§ Task requirements:
Repeat the whole of the data, keeping every detail the same.

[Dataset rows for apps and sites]

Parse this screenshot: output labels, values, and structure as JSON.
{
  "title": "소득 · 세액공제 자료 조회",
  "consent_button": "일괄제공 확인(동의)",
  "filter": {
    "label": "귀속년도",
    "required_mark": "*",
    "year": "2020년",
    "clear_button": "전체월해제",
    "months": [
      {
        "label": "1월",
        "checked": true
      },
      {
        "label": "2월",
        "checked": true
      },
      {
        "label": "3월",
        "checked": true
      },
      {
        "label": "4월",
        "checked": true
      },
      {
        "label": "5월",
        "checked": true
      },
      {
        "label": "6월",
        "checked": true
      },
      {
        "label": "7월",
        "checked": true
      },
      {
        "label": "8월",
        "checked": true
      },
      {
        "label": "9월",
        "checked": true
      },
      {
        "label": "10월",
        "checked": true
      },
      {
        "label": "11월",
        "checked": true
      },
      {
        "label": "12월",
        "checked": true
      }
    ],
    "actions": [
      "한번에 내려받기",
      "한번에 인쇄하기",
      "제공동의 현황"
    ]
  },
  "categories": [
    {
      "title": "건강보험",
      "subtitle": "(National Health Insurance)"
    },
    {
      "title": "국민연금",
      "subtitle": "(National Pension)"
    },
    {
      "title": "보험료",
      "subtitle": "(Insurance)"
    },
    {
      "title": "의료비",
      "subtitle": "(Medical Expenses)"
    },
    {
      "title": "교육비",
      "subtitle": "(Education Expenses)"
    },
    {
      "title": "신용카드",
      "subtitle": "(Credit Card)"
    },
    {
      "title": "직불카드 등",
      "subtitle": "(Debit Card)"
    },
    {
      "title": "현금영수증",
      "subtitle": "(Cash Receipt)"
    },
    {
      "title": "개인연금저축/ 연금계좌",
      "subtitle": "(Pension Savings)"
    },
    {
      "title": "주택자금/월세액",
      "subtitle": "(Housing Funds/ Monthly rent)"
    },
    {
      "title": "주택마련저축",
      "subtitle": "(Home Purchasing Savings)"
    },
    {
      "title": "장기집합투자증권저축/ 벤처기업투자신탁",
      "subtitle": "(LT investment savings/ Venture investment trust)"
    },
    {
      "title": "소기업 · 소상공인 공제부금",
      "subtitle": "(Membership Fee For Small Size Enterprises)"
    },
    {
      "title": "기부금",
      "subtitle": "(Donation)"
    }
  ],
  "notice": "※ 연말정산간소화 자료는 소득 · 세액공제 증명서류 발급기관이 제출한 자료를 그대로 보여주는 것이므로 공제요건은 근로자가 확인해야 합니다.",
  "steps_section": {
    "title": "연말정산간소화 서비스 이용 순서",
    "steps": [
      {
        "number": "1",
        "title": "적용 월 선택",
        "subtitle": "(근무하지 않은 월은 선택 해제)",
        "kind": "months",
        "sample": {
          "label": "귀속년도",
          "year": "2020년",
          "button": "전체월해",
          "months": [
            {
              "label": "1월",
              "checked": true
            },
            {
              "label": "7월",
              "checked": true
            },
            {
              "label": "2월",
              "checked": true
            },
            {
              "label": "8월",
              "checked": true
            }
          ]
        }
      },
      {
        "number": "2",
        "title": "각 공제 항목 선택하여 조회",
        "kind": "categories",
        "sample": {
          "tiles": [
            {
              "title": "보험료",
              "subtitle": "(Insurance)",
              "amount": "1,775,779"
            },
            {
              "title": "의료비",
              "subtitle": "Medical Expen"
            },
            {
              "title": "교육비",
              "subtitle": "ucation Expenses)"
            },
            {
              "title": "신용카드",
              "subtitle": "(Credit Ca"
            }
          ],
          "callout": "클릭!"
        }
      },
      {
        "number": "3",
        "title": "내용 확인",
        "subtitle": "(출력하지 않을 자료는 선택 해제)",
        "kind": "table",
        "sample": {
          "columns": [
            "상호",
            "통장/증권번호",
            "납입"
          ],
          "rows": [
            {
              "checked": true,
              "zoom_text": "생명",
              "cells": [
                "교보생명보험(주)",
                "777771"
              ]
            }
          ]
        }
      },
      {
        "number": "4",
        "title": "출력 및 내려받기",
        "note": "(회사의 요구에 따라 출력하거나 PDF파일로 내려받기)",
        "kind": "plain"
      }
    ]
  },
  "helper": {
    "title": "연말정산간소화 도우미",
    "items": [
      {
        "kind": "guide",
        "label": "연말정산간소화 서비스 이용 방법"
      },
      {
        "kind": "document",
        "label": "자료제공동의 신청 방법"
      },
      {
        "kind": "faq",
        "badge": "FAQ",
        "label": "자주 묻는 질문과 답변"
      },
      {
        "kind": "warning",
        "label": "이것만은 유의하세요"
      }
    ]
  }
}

§ Completed exercise:
Parse this screenshot: output labels, values, and structure as JSON.
{
  "title": "소득 · 세액공제 자료 조회",
  "consent_button": "일괄제공 확인(동의)",
  "filter": {
    "label": "귀속년도",
    "required_mark": "*",
    "year": "2020년",
    "clear_button": "전체월해제",
    "months": [
      {
        "label": "1월",
        "checked": true
      },
      {
        "label": "2월",
        "checked": true
      },
      {
        "label": "3월",
        "checked": true
      },
      {
        "label": "4월",
        "checked": true
      },
      {
        "label": "5월",
        "checked": true
      },
      {
        "label": "6월",
        "checked": true
      },
      {
        "label": "7월",
        "checked": true
      },
      {
        "label": "8월",
        "checked": true
      },
      {
        "label": "9월",
        "checked": true
      },
      {
        "label": "10월",
        "checked": true
      },
      {
        "label": "11월",
        "checked": true
      },
      {
        "label": "12월",
        "checked": true
      }
    ],
    "actions": [
      "한번에 내려받기",
      "한번에 인쇄하기",
      "제공동의 현황"
    ]
  },
  "categories": [
    {
      "title": "건강보험",
      "subtitle": "(National Health Insurance)"
    },
    {
      "title": "국민연금",
      "subtitle": "(National Pension)"
    },
    {
      "title": "보험료",
      "subtitle": "(Insurance)"
    },
    {
      "title": "의료비",
      "subtitle": "(Medical Expenses)"
    },
    {
      "title": "교육비",
      "subtitle": "(Education Expenses)"
    },
    {
      "title": "신용카드",
      "subtitle": "(Credit Card)"
    },
    {
      "title": "직불카드 등",
      "subtitle": "(Debit Card)"
    },
    {
      "title": "현금영수증",
      "subtitle": "(Cash Receipt)"
    },
    {
      "title": "개인연금저축/ 연금계좌",
      "subtitle": "(Pension Savings)"
    },
    {
      "title": "주택자금/월세액",
      "subtitle": "(Housing Funds/ Monthly rent)"
    },
    {
      "title": "주택마련저축",
      "subtitle": "(Home Purchasing Savings)"
    },
    {
      "title": "장기집합투자증권저축/ 벤처기업투자신탁",
      "subtitle": "(LT investment savings/ Venture investment trust)"
    },
    {
      "title": "소기업 · 소상공인 공제부금",
      "subtitle": "(Membership Fee For Small Size Enterprises)"
    },
    {
      "title": "기부금",
      "subtitle": "(Donation)"
    }
  ],
  "notice": "※ 연말정산간소화 자료는 소득 · 세액공제 증명서류 발급기관이 제출한 자료를 그대로 보여주는 것이므로 공제요건은 근로자가 확인해야 합니다.",
  "steps_section": {
    "title": "연말정산간소화 서비스 이용 순서",
    "steps": [
      {
        "number": "1",
        "title": "적용 월 선택",
        "subtitle": "(근무하지 않은 월은 선택 해제)",
        "kind": "months",
        "sample": {
          "label": "귀속년도",
          "year": "2020년",
          "button": "전체월해",
          "months": [
            {
              "label": "1월",
              "checked": true
            },
            {
              "label": "7월",
              "checked": true
            },
            {
              "label": "2월",
              "checked": true
            },
            {
              "label": "8월",
              "checked": true
            }
          ]
        }
      },
      {
        "number": "2",
        "title": "각 공제 항목 선택하여 조회",
        "kind": "categories",
        "sample": {
          "tiles": [
            {
              "title": "보험료",
              "subtitle": "(Insurance)",
              "amount": "1,775,779"
            },
            {
              "title": "의료비",
              "subtitle": "Medical Expen"
            },
            {
              "title": "교육비",
              "subtitle": "ucation Expenses)"
            },
            {
              "title": "신용카드",
              "subtitle": "(Credit Ca"
            }
          ],
          "callout": "클릭!"
        }
      },
      {
        "number": "3",
        "title": "내용 확인",
        "subtitle": "(출력하지 않을 자료는 선택 해제)",
        "kind": "table",
        "sample": {
          "columns": [
            "상호",
            "통장/증권번호",
            "납입"
          ],
          "rows": [
            {
              "checked": true,
              "zoom_text": "생명",
              "cells": [
                "교보생명보험(주)",
                "777771"
              ]
            }
          ]
        }
      },
      {
        "number": "4",
        "title": "출력 및 내려받기",
        "note": "(회사의 요구에 따라 출력하거나 PDF파일로 내려받기)",
        "kind": "plain"
      }
    ]
  },
  "helper": {
    "title": "연말정산간소화 도우미",
    "items": [
      {
        "kind": "guide",
        "label": "연말정산간소화 서비스 이용 방법"
      },
      {
        "kind": "document",
        "label": "자료제공동의 신청 방법"
      },
      {
        "kind": "faq",
        "badge": "FAQ",
        "label": "자주 묻는 질문과 답변"
      },
      {
        "kind": "warning",
        "label": "이것만은 유의하세요"
      }
    ]
  }
}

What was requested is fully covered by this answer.